Exercise objective: Would you please copy each line below that includes the string "this"?

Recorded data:
---+---

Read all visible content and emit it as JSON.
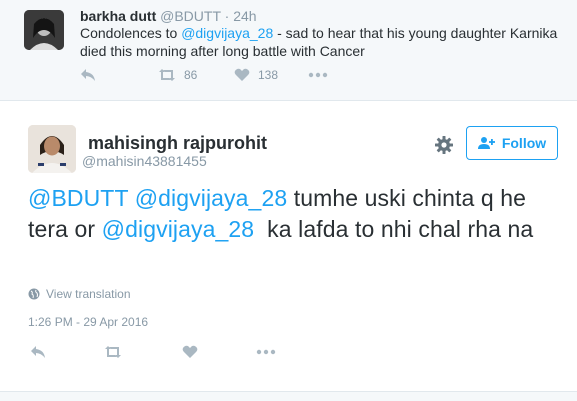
{
  "parent_tweet": {
    "name": "barkha dutt",
    "handle": "@BDUTT",
    "separator": "·",
    "time": "24h",
    "text_before": "Condolences to ",
    "mention": "@digvijaya_28",
    "text_after": " - sad to hear that his young daughter Karnika died this morning after long battle with Cancer",
    "retweet_count": "86",
    "like_count": "138"
  },
  "main_tweet": {
    "name": "mahisingh rajpurohit",
    "handle": "@mahisin43881455",
    "follow_label": "Follow",
    "mention_1": "@BDUTT",
    "mention_2": "@digvijaya_28",
    "text_1": " tumhe uski chinta q he tera or ",
    "mention_3": "@digvijaya_28",
    "text_2": "  ka lafda to nhi chal rha na",
    "translate_label": "View translation",
    "timestamp": "1:26 PM - 29 Apr 2016"
  },
  "colors": {
    "link": "#1da1f2",
    "muted": "#8899a6",
    "text": "#292f33",
    "background_parent": "#f5f8fa"
  },
  "icons": [
    "reply-icon",
    "retweet-icon",
    "like-icon",
    "more-icon",
    "gear-icon",
    "follow-person-icon",
    "globe-icon"
  ]
}
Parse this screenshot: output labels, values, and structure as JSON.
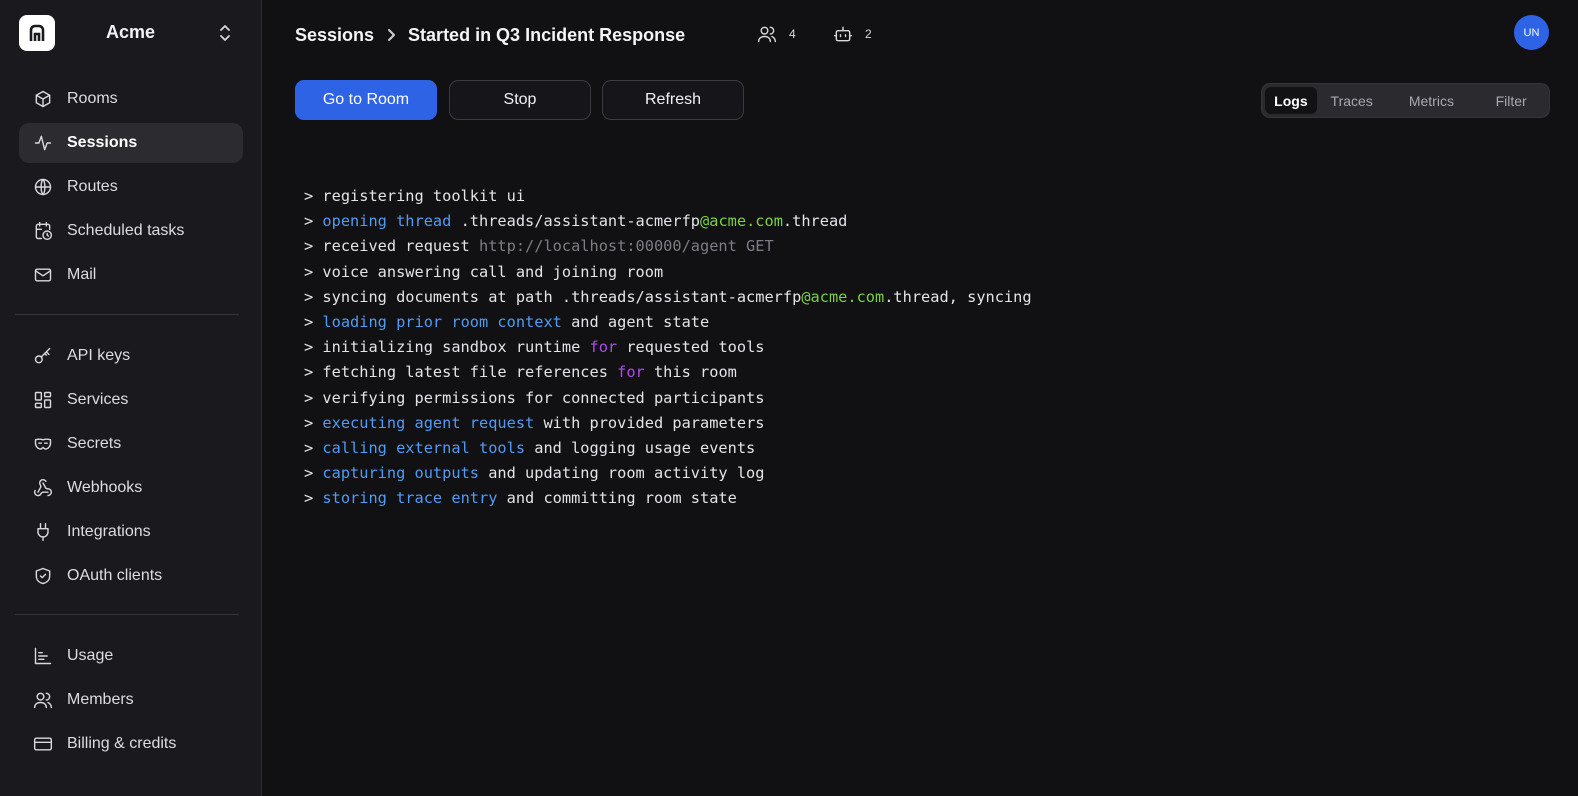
{
  "app": {
    "org_name": "Acme",
    "accent": "#2f63e6"
  },
  "sidebar": {
    "groups": [
      [
        {
          "label": "Rooms",
          "icon": "cube-icon"
        },
        {
          "label": "Sessions",
          "icon": "activity-icon",
          "active": true
        },
        {
          "label": "Routes",
          "icon": "globe-icon"
        },
        {
          "label": "Scheduled tasks",
          "icon": "calendar-clock-icon"
        },
        {
          "label": "Mail",
          "icon": "mail-icon"
        }
      ],
      [
        {
          "label": "API keys",
          "icon": "key-icon"
        },
        {
          "label": "Services",
          "icon": "grid-icon"
        },
        {
          "label": "Secrets",
          "icon": "mask-icon"
        },
        {
          "label": "Webhooks",
          "icon": "webhook-icon"
        },
        {
          "label": "Integrations",
          "icon": "plug-icon"
        },
        {
          "label": "OAuth clients",
          "icon": "shield-icon"
        }
      ],
      [
        {
          "label": "Usage",
          "icon": "bar-chart-icon"
        },
        {
          "label": "Members",
          "icon": "users-icon"
        },
        {
          "label": "Billing & credits",
          "icon": "credit-card-icon"
        }
      ]
    ]
  },
  "header": {
    "breadcrumb_root": "Sessions",
    "breadcrumb_current": "Started in Q3 Incident Response",
    "participants_count": "4",
    "agents_count": "2",
    "avatar_initials": "UN"
  },
  "toolbar": {
    "go_to_room_label": "Go to Room",
    "stop_label": "Stop",
    "refresh_label": "Refresh"
  },
  "tabs": [
    {
      "label": "Logs",
      "active": true
    },
    {
      "label": "Traces"
    },
    {
      "label": "Metrics"
    },
    {
      "label": "Filter"
    }
  ],
  "log_lines": [
    [
      {
        "t": "> registering toolkit ui"
      }
    ],
    [
      {
        "t": "> "
      },
      {
        "t": "opening thread",
        "c": "b"
      },
      {
        "t": " .threads/assistant-acmerfp"
      },
      {
        "t": "@acme.com",
        "c": "g"
      },
      {
        "t": ".thread"
      }
    ],
    [
      {
        "t": "> received request "
      },
      {
        "t": "http://localhost:00000/agent GET",
        "c": "d"
      }
    ],
    [
      {
        "t": "> voice answering call and joining room"
      }
    ],
    [
      {
        "t": "> syncing documents at path .threads/assistant-acmerfp"
      },
      {
        "t": "@acme.com",
        "c": "g"
      },
      {
        "t": ".thread, syncing"
      }
    ],
    [
      {
        "t": "> "
      },
      {
        "t": "loading prior room context",
        "c": "b"
      },
      {
        "t": " and agent state"
      }
    ],
    [
      {
        "t": "> initializing sandbox runtime "
      },
      {
        "t": "for",
        "c": "m"
      },
      {
        "t": " requested tools"
      }
    ],
    [
      {
        "t": "> fetching latest file references "
      },
      {
        "t": "for",
        "c": "m"
      },
      {
        "t": " this room"
      }
    ],
    [
      {
        "t": "> verifying permissions for connected participants"
      }
    ],
    [
      {
        "t": "> "
      },
      {
        "t": "executing agent request",
        "c": "b"
      },
      {
        "t": " with provided parameters"
      }
    ],
    [
      {
        "t": "> "
      },
      {
        "t": "calling external tools",
        "c": "b"
      },
      {
        "t": " and logging usage events"
      }
    ],
    [
      {
        "t": "> "
      },
      {
        "t": "capturing outputs",
        "c": "b"
      },
      {
        "t": " and updating room activity log"
      }
    ],
    [
      {
        "t": "> "
      },
      {
        "t": "storing trace entry",
        "c": "b"
      },
      {
        "t": " and committing room state"
      }
    ]
  ]
}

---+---

Output below:
    "text_after": " - sad to hear that his young daughter Karnika died this morning after long battle with Cancer",
Parse this screenshot: output labels, values, and structure as JSON.
        "t": " this room"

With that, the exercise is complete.